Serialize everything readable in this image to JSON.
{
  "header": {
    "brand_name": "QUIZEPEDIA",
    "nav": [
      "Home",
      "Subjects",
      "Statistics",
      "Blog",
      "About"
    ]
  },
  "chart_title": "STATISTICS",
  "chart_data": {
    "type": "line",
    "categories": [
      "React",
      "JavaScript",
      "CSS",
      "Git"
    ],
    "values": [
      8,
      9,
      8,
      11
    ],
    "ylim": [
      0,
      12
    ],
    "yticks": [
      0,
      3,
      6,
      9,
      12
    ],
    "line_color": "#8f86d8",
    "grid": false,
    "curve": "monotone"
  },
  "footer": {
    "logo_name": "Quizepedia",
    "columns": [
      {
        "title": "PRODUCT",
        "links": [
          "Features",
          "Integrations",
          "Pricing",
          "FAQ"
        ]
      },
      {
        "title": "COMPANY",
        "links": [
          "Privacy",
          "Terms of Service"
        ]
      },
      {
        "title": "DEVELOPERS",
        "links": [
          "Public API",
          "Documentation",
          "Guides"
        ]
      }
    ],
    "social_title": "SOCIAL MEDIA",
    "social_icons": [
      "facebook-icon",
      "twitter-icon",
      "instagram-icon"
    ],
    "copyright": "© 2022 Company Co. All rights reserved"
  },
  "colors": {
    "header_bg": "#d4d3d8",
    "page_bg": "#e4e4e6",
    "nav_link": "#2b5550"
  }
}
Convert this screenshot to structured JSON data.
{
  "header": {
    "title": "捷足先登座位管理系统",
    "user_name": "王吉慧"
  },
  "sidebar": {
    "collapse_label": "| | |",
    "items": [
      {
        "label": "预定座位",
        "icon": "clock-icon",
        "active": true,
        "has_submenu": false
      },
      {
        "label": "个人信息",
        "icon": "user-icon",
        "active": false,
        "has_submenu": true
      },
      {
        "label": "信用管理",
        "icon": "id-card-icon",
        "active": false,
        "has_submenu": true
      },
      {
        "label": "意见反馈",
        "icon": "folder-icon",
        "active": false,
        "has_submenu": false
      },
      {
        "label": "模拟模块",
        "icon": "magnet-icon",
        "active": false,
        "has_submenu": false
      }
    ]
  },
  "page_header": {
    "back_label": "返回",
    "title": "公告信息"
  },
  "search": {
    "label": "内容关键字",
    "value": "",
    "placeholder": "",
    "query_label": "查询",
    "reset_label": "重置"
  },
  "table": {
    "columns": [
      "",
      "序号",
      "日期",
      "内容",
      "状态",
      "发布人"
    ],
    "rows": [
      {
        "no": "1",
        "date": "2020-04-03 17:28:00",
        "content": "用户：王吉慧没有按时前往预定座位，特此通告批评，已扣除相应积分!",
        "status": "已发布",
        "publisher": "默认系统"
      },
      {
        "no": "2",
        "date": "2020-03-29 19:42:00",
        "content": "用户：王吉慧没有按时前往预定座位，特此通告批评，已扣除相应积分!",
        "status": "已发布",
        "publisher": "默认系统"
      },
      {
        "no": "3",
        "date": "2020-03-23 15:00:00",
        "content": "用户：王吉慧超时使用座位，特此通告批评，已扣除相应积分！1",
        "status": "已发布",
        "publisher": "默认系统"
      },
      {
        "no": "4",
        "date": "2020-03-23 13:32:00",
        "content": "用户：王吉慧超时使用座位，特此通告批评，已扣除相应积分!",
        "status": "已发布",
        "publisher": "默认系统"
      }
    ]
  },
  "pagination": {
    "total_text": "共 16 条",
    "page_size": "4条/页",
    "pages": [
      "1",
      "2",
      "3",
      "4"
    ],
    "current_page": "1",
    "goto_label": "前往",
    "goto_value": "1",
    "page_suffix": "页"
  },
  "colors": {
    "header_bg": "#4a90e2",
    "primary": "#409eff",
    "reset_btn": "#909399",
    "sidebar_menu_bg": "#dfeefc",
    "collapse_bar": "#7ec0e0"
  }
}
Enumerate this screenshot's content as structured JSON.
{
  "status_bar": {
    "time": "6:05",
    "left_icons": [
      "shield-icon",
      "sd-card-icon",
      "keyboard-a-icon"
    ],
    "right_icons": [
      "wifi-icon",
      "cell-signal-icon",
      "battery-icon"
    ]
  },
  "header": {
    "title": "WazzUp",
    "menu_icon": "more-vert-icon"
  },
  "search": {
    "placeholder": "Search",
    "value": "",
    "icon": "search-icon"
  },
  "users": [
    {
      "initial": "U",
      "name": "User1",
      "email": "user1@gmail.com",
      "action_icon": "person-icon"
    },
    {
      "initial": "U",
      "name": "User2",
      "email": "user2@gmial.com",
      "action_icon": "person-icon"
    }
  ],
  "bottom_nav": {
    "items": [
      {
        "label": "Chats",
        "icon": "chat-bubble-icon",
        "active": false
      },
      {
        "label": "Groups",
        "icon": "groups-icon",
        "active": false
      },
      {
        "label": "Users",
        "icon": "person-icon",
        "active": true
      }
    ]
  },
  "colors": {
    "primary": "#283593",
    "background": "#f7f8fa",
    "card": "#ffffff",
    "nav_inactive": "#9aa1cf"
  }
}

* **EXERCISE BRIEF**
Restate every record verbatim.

* **ANSWER TO THIS TASK**
Serialize everything readable in this image to JSON.
{
  "header": {
    "brand_name": "QUIZEPEDIA",
    "nav": [
      "Home",
      "Subjects",
      "Statistics",
      "Blog",
      "About"
    ]
  },
  "chart_title": "STATISTICS",
  "chart_data": {
    "type": "line",
    "categories": [
      "React",
      "JavaScript",
      "CSS",
      "Git"
    ],
    "values": [
      8,
      9,
      8,
      11
    ],
    "ylim": [
      0,
      12
    ],
    "yticks": [
      0,
      3,
      6,
      9,
      12
    ],
    "line_color": "#8f86d8",
    "grid": false,
    "curve": "monotone"
  },
  "footer": {
    "logo_name": "Quizepedia",
    "columns": [
      {
        "title": "PRODUCT",
        "links": [
          "Features",
          "Integrations",
          "Pricing",
          "FAQ"
        ]
      },
      {
        "title": "COMPANY",
        "links": [
          "Privacy",
          "Terms of Service"
        ]
      },
      {
        "title": "DEVELOPERS",
        "links": [
          "Public API",
          "Documentation",
          "Guides"
        ]
      }
    ],
    "social_title": "SOCIAL MEDIA",
    "social_icons": [
      "facebook-icon",
      "twitter-icon",
      "instagram-icon"
    ],
    "copyright": "© 2022 Company Co. All rights reserved"
  },
  "colors": {
    "header_bg": "#d4d3d8",
    "page_bg": "#e4e4e6",
    "nav_link": "#2b5550"
  }
}
Convert this screenshot to structured JSON data.
{
  "header": {
    "title": "捷足先登座位管理系统",
    "user_name": "王吉慧"
  },
  "sidebar": {
    "collapse_label": "| | |",
    "items": [
      {
        "label": "预定座位",
        "icon": "clock-icon",
        "active": true,
        "has_submenu": false
      },
      {
        "label": "个人信息",
        "icon": "user-icon",
        "active": false,
        "has_submenu": true
      },
      {
        "label": "信用管理",
        "icon": "id-card-icon",
        "active": false,
        "has_submenu": true
      },
      {
        "label": "意见反馈",
        "icon": "folder-icon",
        "active": false,
        "has_submenu": false
      },
      {
        "label": "模拟模块",
        "icon": "magnet-icon",
        "active": false,
        "has_submenu": false
      }
    ]
  },
  "page_header": {
    "back_label": "返回",
    "title": "公告信息"
  },
  "search": {
    "label": "内容关键字",
    "value": "",
    "placeholder": "",
    "query_label": "查询",
    "reset_label": "重置"
  },
  "table": {
    "columns": [
      "",
      "序号",
      "日期",
      "内容",
      "状态",
      "发布人"
    ],
    "rows": [
      {
        "no": "1",
        "date": "2020-04-03 17:28:00",
        "content": "用户：王吉慧没有按时前往预定座位，特此通告批评，已扣除相应积分!",
        "status": "已发布",
        "publisher": "默认系统"
      },
      {
        "no": "2",
        "date": "2020-03-29 19:42:00",
        "content": "用户：王吉慧没有按时前往预定座位，特此通告批评，已扣除相应积分!",
        "status": "已发布",
        "publisher": "默认系统"
      },
      {
        "no": "3",
        "date": "2020-03-23 15:00:00",
        "content": "用户：王吉慧超时使用座位，特此通告批评，已扣除相应积分！1",
        "status": "已发布",
        "publisher": "默认系统"
      },
      {
        "no": "4",
        "date": "2020-03-23 13:32:00",
        "content": "用户：王吉慧超时使用座位，特此通告批评，已扣除相应积分!",
        "status": "已发布",
        "publisher": "默认系统"
      }
    ]
  },
  "pagination": {
    "total_text": "共 16 条",
    "page_size": "4条/页",
    "pages": [
      "1",
      "2",
      "3",
      "4"
    ],
    "current_page": "1",
    "goto_label": "前往",
    "goto_value": "1",
    "page_suffix": "页"
  },
  "colors": {
    "header_bg": "#4a90e2",
    "primary": "#409eff",
    "reset_btn": "#909399",
    "sidebar_menu_bg": "#dfeefc",
    "collapse_bar": "#7ec0e0"
  }
}
Enumerate this screenshot's content as structured JSON.
{
  "status_bar": {
    "time": "6:05",
    "left_icons": [
      "shield-icon",
      "sd-card-icon",
      "keyboard-a-icon"
    ],
    "right_icons": [
      "wifi-icon",
      "cell-signal-icon",
      "battery-icon"
    ]
  },
  "header": {
    "title": "WazzUp",
    "menu_icon": "more-vert-icon"
  },
  "search": {
    "placeholder": "Search",
    "value": "",
    "icon": "search-icon"
  },
  "users": [
    {
      "initial": "U",
      "name": "User1",
      "email": "user1@gmail.com",
      "action_icon": "person-icon"
    },
    {
      "initial": "U",
      "name": "User2",
      "email": "user2@gmial.com",
      "action_icon": "person-icon"
    }
  ],
  "bottom_nav": {
    "items": [
      {
        "label": "Chats",
        "icon": "chat-bubble-icon",
        "active": false
      },
      {
        "label": "Groups",
        "icon": "groups-icon",
        "active": false
      },
      {
        "label": "Users",
        "icon": "person-icon",
        "active": true
      }
    ]
  },
  "colors": {
    "primary": "#283593",
    "background": "#f7f8fa",
    "card": "#ffffff",
    "nav_inactive": "#9aa1cf"
  }
}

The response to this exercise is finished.